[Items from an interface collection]
######
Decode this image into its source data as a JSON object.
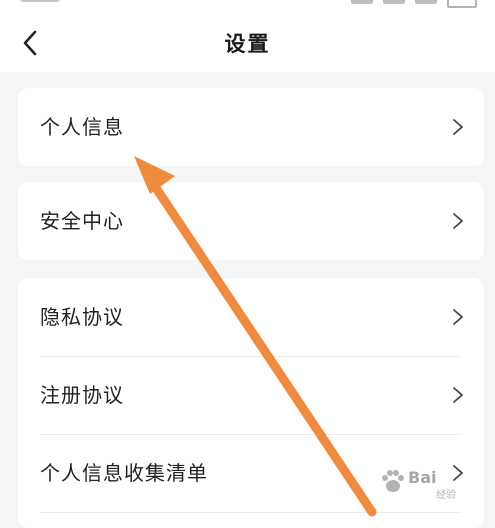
{
  "header": {
    "title": "设置",
    "back_icon": "chevron-left-icon"
  },
  "groups": [
    {
      "items": [
        {
          "label": "个人信息",
          "icon": "chevron-right-icon"
        }
      ]
    },
    {
      "items": [
        {
          "label": "安全中心",
          "icon": "chevron-right-icon"
        }
      ]
    },
    {
      "items": [
        {
          "label": "隐私协议",
          "icon": "chevron-right-icon"
        },
        {
          "label": "注册协议",
          "icon": "chevron-right-icon"
        },
        {
          "label": "个人信息收集清单",
          "icon": "chevron-right-icon"
        }
      ]
    }
  ],
  "annotation": {
    "arrow_color": "#f08a3c",
    "points_to": "个人信息"
  },
  "watermark": {
    "logo_text": "Bai",
    "sub_text": "经验"
  },
  "colors": {
    "page_background": "#f5f5f5",
    "card_background": "#ffffff",
    "text": "#222222"
  }
}
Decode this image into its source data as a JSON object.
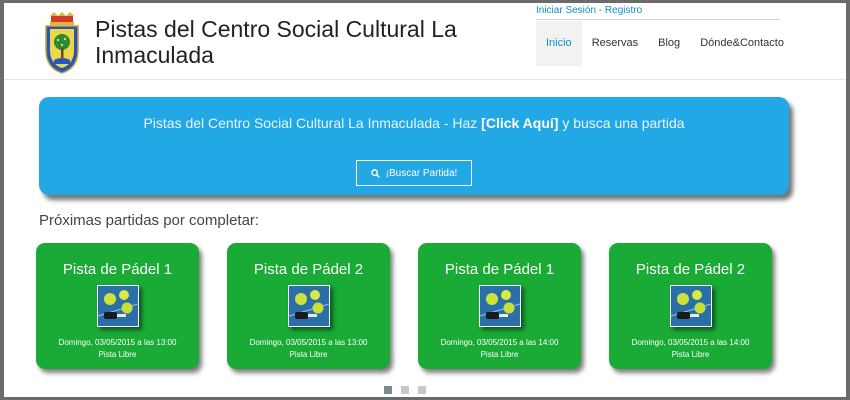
{
  "header": {
    "title_line1": "Pistas del Centro Social Cultural La",
    "title_line2": "Inmaculada",
    "login_label": "Iniciar Sesión",
    "separator": " - ",
    "register_label": "Registro",
    "nav": [
      "Inicio",
      "Reservas",
      "Blog",
      "Dónde&Contacto"
    ]
  },
  "banner": {
    "text_prefix": "Pistas del Centro Social Cultural La Inmaculada - Haz ",
    "text_highlight": "[Click Aquí]",
    "text_suffix": " y busca una partida",
    "button_label": "¡Buscar Partida!"
  },
  "section_title": "Próximas partidas por completar:",
  "cards": [
    {
      "title": "Pista de Pádel 1",
      "date": "Domingo, 03/05/2015 a las 13:00",
      "status": "Pista Libre"
    },
    {
      "title": "Pista de Pádel 2",
      "date": "Domingo, 03/05/2015 a las 13:00",
      "status": "Pista Libre"
    },
    {
      "title": "Pista de Pádel 1",
      "date": "Domingo, 03/05/2015 a las 14:00",
      "status": "Pista Libre"
    },
    {
      "title": "Pista de Pádel 2",
      "date": "Domingo, 03/05/2015 a las 14:00",
      "status": "Pista Libre"
    }
  ],
  "colors": {
    "accent": "#0d8fc9",
    "banner": "#23a8e6",
    "card": "#1aab36"
  },
  "icons": {
    "logo": "coat-of-arms-icon",
    "search": "search-icon",
    "card_image": "padel-balls-icon"
  }
}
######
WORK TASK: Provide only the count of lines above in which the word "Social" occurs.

REPLY TO THE EXERCISE: 2